Yesterday afternoon, Debbie and I headed over to 609 College for the final open hours of John Biernat’s Dragon Lady Comics and Paper Nostalgia.
When we arrived, the first thing we noticed was that the familiar window had been covered by old newspapers. Inside, manager Joe Kilmartin and long-time employee Dave MacPherson were overseeing the packing up of the comic bins, putting them all in long boxes and putting them in the back for when they get picked up to be taken to Kitchener on Saturday and into storage. It was a bittersweet moment — everyone was in good spirits, laughing and joking as things got put away – commenting on this cover or that, looking over a stack of vintage war related magazines and comics, and discussing various items that had been discovered during the month-long process of emptying out the back storage room and the basement. We talked about old employees, and who had been in over the past month or so, and there were a few “whatever happened to?” questions.

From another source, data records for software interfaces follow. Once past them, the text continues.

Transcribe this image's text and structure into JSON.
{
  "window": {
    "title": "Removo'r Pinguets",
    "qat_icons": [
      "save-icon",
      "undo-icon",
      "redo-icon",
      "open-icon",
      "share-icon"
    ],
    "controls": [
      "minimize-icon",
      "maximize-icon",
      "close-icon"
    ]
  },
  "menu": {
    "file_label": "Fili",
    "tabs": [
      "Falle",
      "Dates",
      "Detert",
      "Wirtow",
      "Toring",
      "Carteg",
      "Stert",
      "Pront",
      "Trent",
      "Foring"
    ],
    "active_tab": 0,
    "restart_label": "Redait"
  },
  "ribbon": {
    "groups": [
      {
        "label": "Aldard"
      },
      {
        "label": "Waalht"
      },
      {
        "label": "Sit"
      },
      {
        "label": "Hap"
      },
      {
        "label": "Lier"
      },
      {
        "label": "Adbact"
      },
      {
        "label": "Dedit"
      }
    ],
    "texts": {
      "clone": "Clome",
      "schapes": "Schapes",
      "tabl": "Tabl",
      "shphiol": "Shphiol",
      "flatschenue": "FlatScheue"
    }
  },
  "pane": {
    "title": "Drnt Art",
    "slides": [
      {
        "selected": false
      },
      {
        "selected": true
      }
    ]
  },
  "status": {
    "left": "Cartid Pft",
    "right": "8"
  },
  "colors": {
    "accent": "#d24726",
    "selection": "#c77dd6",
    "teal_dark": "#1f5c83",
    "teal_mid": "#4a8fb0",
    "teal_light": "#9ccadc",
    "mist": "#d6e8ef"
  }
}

Deb was excited by the classic Sgt. Fury comics Joe had near the front. Joe and DL employee Jessica are in the background
We spent some time discussing what of the old bins and racks we would need to move over to the new Comic Book Lounge location (at 587A College) and looking over the remaining graphic novel stock to see what we could use in the new store.
Over the next few days, the staff will be emptying out the remaining bins of old magazines and paper nostalgia, prepping them all for the move to Kitchener. They’ll be clearing out the bookshelves and packing them up to go to Kitchener or to the Lounge. Member files not picked up will be moved over to the Lounge as well.Everything has to be out by this Sunday.
At the end of the day, after Joe had locked the door, a man and his son were peering in through the door and wondering why the window was covered in newspapers. After we told him what was going on he said “I remember when this store opened up here on College… I stopped buying comics long ago, but this is my son and he would have been born shortly after you had opened here (his son looked about 14 or 15), but I’m trying to get him interested in comics, so this is disappointing we can’t go here anymore. We always talk about Superman when we pass by your window.” (The DL window had a Superman standee in the window). When we told him that the new store would be opening up next week, right next to the Mad Italian restaurant, you could see his son was getting excited. “We’ll be by to check it out next Friday when we’re here for dinner”. “Can I bring one of my buddies?” his son asked, “he’s also into comics.
And so it goes… as one door closes, another is about to open.
Deb and Joe after locking up the store. The end of an era.